I found myself using my Indian and Portugese cookbooks as references as I was reading. I haven't enjoyed a book this much in a very long time.
4 of 5 people found the following review helpful
on July 23, 2007
If your first taste of India was in a high school world history class, where you struggled to engorge and disgorge the indigestible names and exploits of Mughals, rajahs, and viceroys, this book will cleanse your palate. Dr. Cunningham uses the story of the development of diverse modern Indian cuisine as a savory entree into the religious, ethnic, and political history of the subcontinent, much as Jules Tygiel uses baseball as a lens for studying America in his book "Baseball As History." Curry is indeed a compelling synecdoche for pan-Indian culture. And Dr. Cunningham seasons her prose as skillfully as any chef, even to the point of including some artful recipes as illustrations of her basically scholarly narrative.
8 of 11 people found the following review helpful
This remarkably entertaining account of history of Indian cuisine surprised me....having grown up in India and essentially having 'Indian' food every meal, this book was sort of an eye-opener. Most readers familiar with India probably knew about its rich cultural, religious, and lingual diversity. The extent of how well different ethnic groups have amalgamated in India over time is perhaps best illustrated in the evolution of her cuisine. To that extent, the book is more of a historical account of India, narrated from the point of view of food. May be all historians should try this approach!

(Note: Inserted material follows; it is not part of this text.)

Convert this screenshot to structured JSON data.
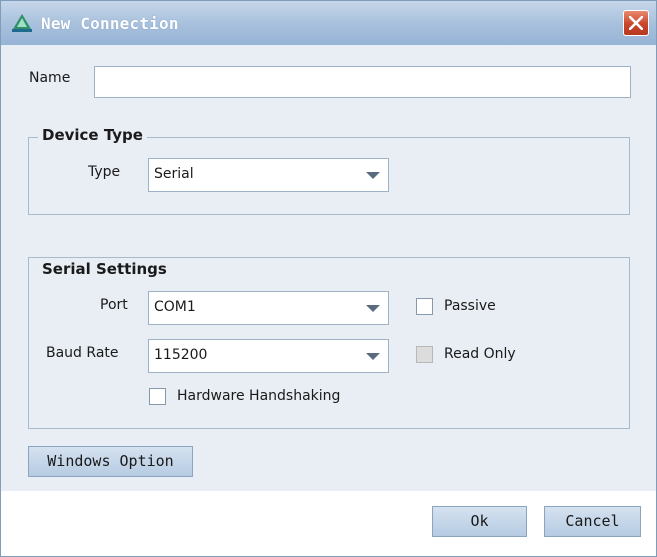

The book is organized into several 'independent' delicious chapters (with some recipes at the end of each one), each focusing on one main dish/region/time period. The extensive research associated with the book is evident from the notes and citations. Written in a very easy-going narrative style, this book is a must-have.

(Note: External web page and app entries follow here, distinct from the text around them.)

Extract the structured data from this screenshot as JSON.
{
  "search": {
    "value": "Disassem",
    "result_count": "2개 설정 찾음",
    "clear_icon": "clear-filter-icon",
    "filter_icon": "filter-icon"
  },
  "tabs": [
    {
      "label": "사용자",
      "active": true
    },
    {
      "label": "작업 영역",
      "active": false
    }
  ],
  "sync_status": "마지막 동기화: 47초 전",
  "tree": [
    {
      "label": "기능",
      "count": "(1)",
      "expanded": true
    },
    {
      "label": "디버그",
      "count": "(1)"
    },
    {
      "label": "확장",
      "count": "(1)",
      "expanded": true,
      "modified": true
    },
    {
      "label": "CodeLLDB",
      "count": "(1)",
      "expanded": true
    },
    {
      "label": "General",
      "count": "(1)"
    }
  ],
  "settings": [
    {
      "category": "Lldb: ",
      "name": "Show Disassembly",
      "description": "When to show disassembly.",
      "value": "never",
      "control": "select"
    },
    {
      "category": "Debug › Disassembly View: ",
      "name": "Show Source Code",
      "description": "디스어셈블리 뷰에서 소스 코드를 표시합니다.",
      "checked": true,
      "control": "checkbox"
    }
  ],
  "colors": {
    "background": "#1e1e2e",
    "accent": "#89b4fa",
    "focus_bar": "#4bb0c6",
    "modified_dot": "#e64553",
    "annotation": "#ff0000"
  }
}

1 of 1 people found the following review helpful
on June 10, 2007
As a friend of mine once remarked, the measure of a culture is in the complexity & variety of its cuisine. Lizzie Collingham's book is a look into the development of this complexity & variety through centuries of conquests of the Indian mainland, & the consequent assimilation of societies, customs & spices.
From the Moghuls to the Potuguese & finally to the British, the Indian subcontinent's cuisine has been in a millenia-long flux. This book is the story of this flux. Sure, there is a huge plurality of cuisines, particularly regional, that aren't a part of this book, but, for me, what this book might/could/should have been is nearly not as important as what the book is.
As Collingham talks about the cuisines, she also documents a great deal of history & nuances often not part of text-book history. You'd find the Moghuls becoming "Indian" with Akbar, the Portuguese marrying Indian women & the consequent Indianization of the Portuguese househlds, & in the late 19th century, "...as Victorian Britain was enthusiastically embracing the idea of empire, & curry was becoming a favoured dish among the middle classes, Anglo-Indians were busily eradicating as many traces of India as possible from their culture."
Of course, there are recipes in this book. A mere handful of them. But they're all captured in the minutest of details. Unlike the 4 to 5 step Biriyani making process that you'd find on the web, this book's Biryani recipe is two & a half pages long - so that if you follow it well enough, you may be able to soften up an emperor enough to get a grant of 10 acres of prime real estate or some such royal favour.